The data will need to be signed off as accurate by a director or equivalent and will have to be published on the employer's UK website and retained there for at least three years.  The UK website must be searchable and accessible for employees and the public.


Employers will have to send evidence of compliance to a government-sponsored website, and the government has stated that it intends to use this to produce publically displayed tables by sector of employers' reported pay gaps. It may also publicise the identity of employers known not to have complied with their reporting obligations.

No additional civil penalties for non-compliance are proposed at the moment, although this will be kept under review.  The Secretary of State will review the effectiveness of the regulations within five years of commencement.


  • Employers should be aware that pay information may be used as ammunition for equal pay claims. Until now, these claims have been restricted largely to the public sector where pay information is often more readily available. This may have led private sector employers to believe they have no real exposure. However, everything could be about to change and private sector employers may find they have very significant liabilities for which they have not made adequate provision.
  • Companies may face negative publicity in the media as a result of the disclosures.  Careful thought needs to be given to the possibility of including a voluntary narrative, and to what steps should be taken now with a view to ensuring positive steps can be reported.
  • Disclosure of the pay information may lead to a more transparent culture around pay within private sector organisations.
  • Increased transparency may lead to greater levels of communication between staff and between senior management and employees.
  • More benchmarking between comparable companies in the same sector could impact on recruitment and retention rates.
  • Shareholders, investors and interested public bodies may respond to the data disclosed in their investment.

Practical advice

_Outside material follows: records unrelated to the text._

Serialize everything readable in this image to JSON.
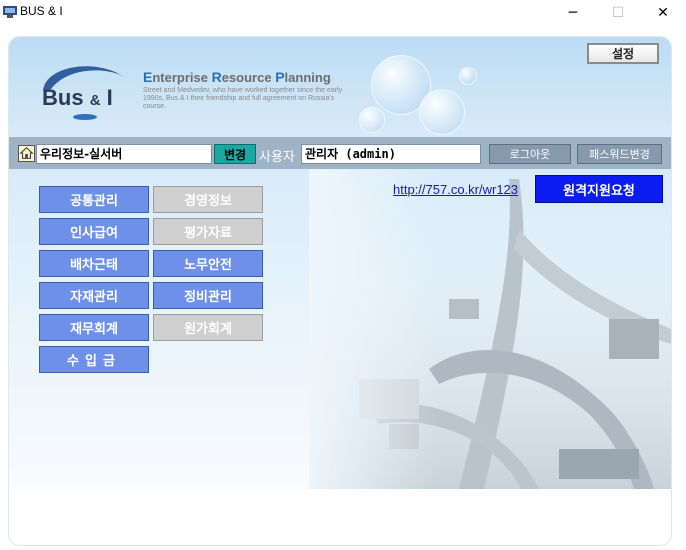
{
  "window": {
    "title": "BUS & I",
    "minimize_glyph": "─",
    "maximize_glyph": "☐",
    "close_glyph": "✕"
  },
  "header": {
    "logo_main": "Bus",
    "logo_amp": "&",
    "logo_end": "I",
    "erp_title_parts": [
      "E",
      "nterprise ",
      "R",
      "esource ",
      "P",
      "lanning"
    ],
    "erp_subtitle": "Street and Medvedev, who have worked together since the early 1990s, Bus & I their friendship and full agreement on Russia's course.",
    "settings_label": "설정"
  },
  "infobar": {
    "home_icon": "home-icon",
    "company_value": "우리정보-실서버",
    "change_label": "변경",
    "user_label": "사용자",
    "user_value": "관리자 (admin)",
    "logout_label": "로그아웃",
    "password_change_label": "패스워드변경"
  },
  "support": {
    "link_text": "http://757.co.kr/wr123",
    "remote_label": "원격지원요청"
  },
  "menu": {
    "left": [
      {
        "label": "공통관리",
        "state": "active"
      },
      {
        "label": "인사급여",
        "state": "active"
      },
      {
        "label": "배차근태",
        "state": "active"
      },
      {
        "label": "자재관리",
        "state": "active"
      },
      {
        "label": "재무회계",
        "state": "active"
      },
      {
        "label": "수입금",
        "state": "active"
      }
    ],
    "right": [
      {
        "label": "경영정보",
        "state": "disabled"
      },
      {
        "label": "평가자료",
        "state": "disabled"
      },
      {
        "label": "노무안전",
        "state": "active"
      },
      {
        "label": "정비관리",
        "state": "active"
      },
      {
        "label": "원가회계",
        "state": "disabled"
      }
    ]
  },
  "colors": {
    "menu_active": "#6e90e8",
    "menu_disabled": "#cfcfcf",
    "remote_button": "#0a1cf2",
    "change_button": "#19a9a0",
    "infobar": "#9fb3c6"
  }
}
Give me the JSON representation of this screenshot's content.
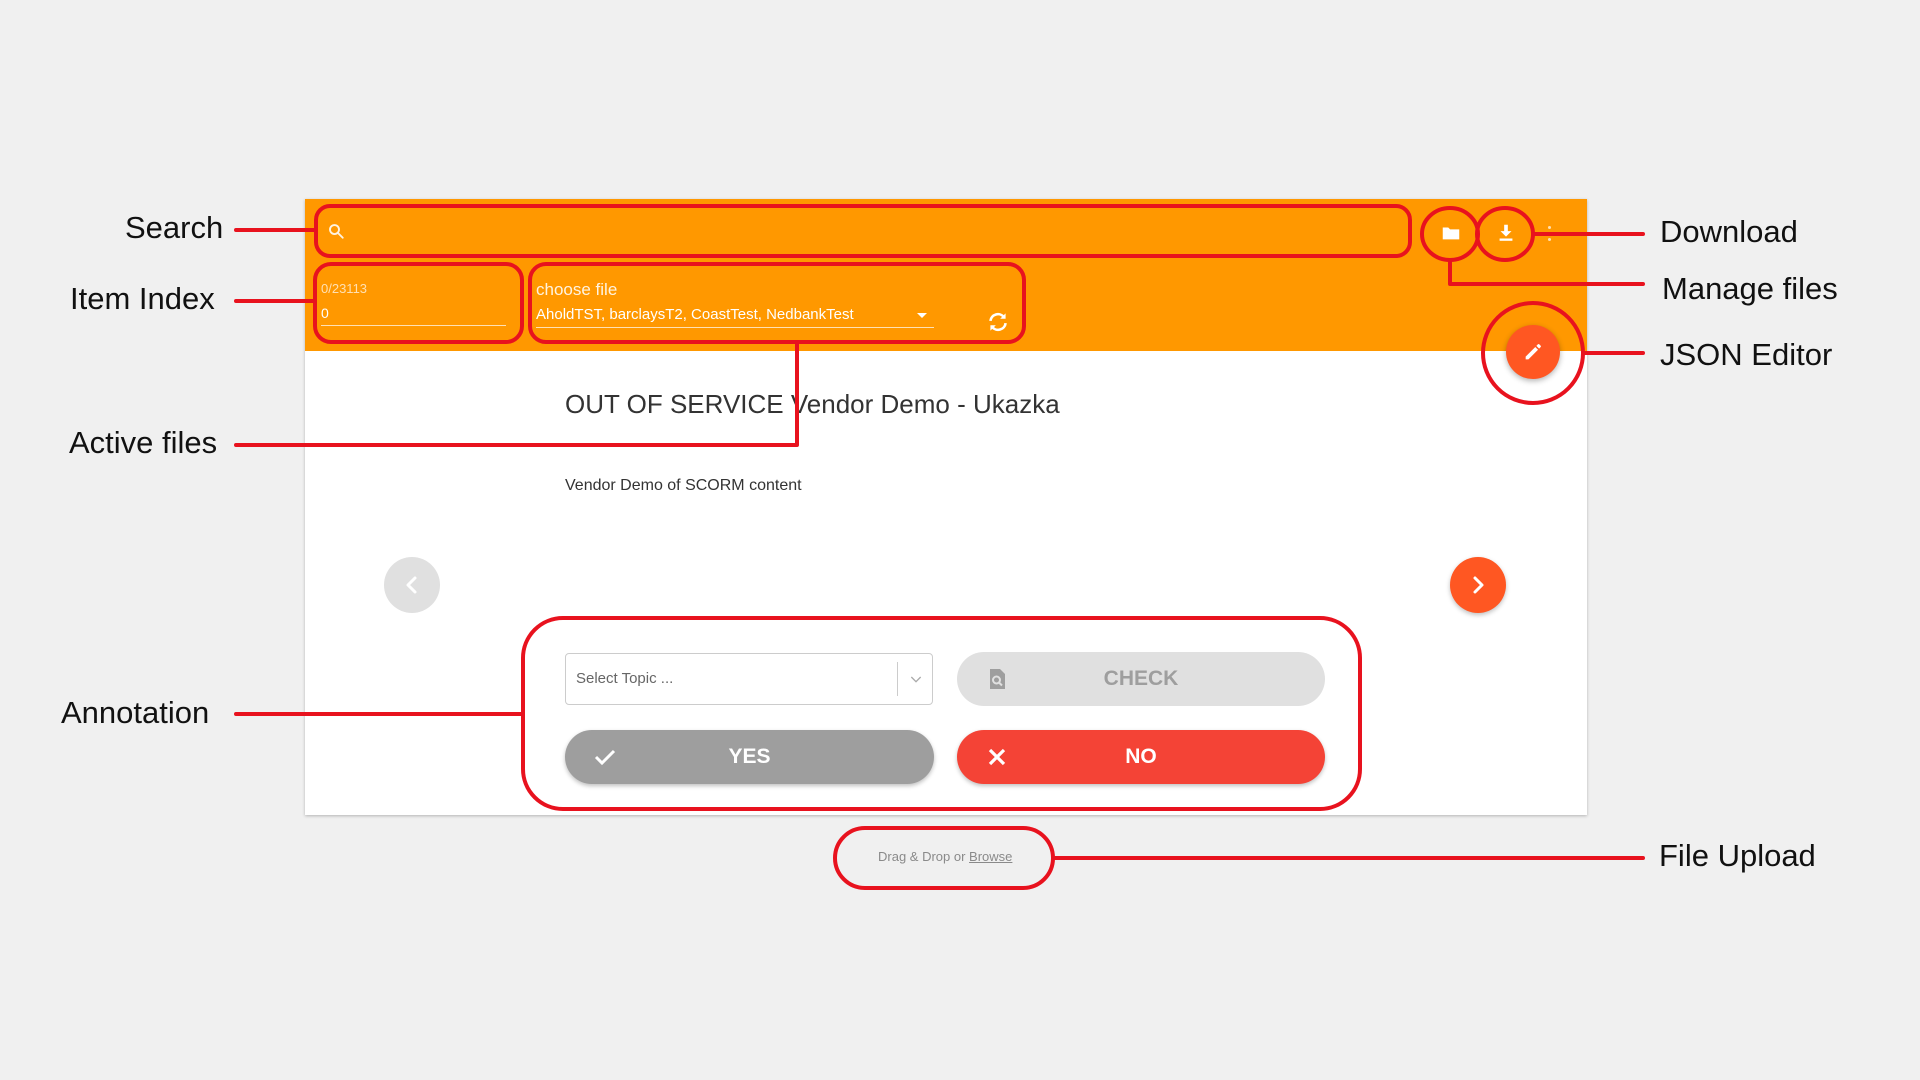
{
  "toolbar": {
    "search_placeholder": "",
    "folder_icon": "folder-icon",
    "download_icon": "download-icon",
    "more_icon": "more-vert-icon"
  },
  "item_index": {
    "count": "0/23113",
    "value": "0"
  },
  "file_select": {
    "label": "choose file",
    "value": "AholdTST, barclaysT2, CoastTest, NedbankTest"
  },
  "item": {
    "title": "OUT OF SERVICE Vendor Demo - Ukazka",
    "description": "Vendor Demo of SCORM content"
  },
  "annotation": {
    "topic_placeholder": "Select Topic ...",
    "check_label": "CHECK",
    "yes_label": "YES",
    "no_label": "NO"
  },
  "upload": {
    "text": "Drag & Drop or",
    "link": "Browse"
  },
  "callouts": {
    "search": "Search",
    "item_index": "Item Index",
    "active_files": "Active files",
    "annotation": "Annotation",
    "download": "Download",
    "manage_files": "Manage files",
    "json_editor": "JSON Editor",
    "file_upload": "File Upload"
  },
  "colors": {
    "toolbar": "#ff9800",
    "accent": "#ff5722",
    "no": "#f44336",
    "yes": "#9e9e9e",
    "callout": "#e8121e"
  }
}
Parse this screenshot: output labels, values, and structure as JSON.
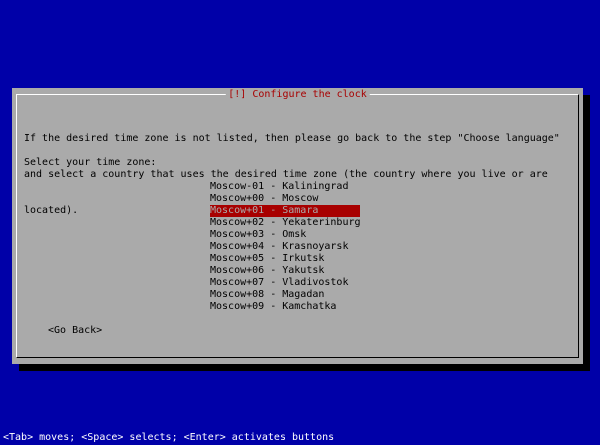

  • Ensure the necessary data capturing tools are in place and make plans for resourcing the required gender pay analysis.  The consultation paper suggests that the average time to analyse and publish a gender pay gap, based on those employers who already do so, is 22 hours.  The Government anticipates that the majority of employers in scope should be able to calculate and publish the required information using existing HR data.
  • Undertake an internal audit on pay now, preferably on a privileged basis, to identify any potential risk areas. Ascertain how your data compares with the sectoral/industry average.  Consider the reasons for any pay gap - are women clustered in particular roles or at more junior levels and, if so, why?  Are there steps that need to be taken to address this - could there be problems with the female talent pipeline, unconscious bias, lack of work flexibility, for example.  Are there pay disparities within the same roles and, if so, why? Is the performance appraisal and reward system robust, is there a consistent approach to pay on external recruitment or promotion or has extensive manager discretion and lack of pay transparency lead to discrepancies? Where possible, take steps to improve problem areas and correct any unlawful pay practices which come to light.
  • Internal PR teams will need to be briefed in advance of publishing any potentially controversial pay data.
  • Make the business case for diversity if you want to achieve real change in the business: measuring and publishing pay information alone will not achieve behavioural change.  However, it may trigger opportunities for wider discussions around cultural change and facilitate broader strategies to address gender imbalance.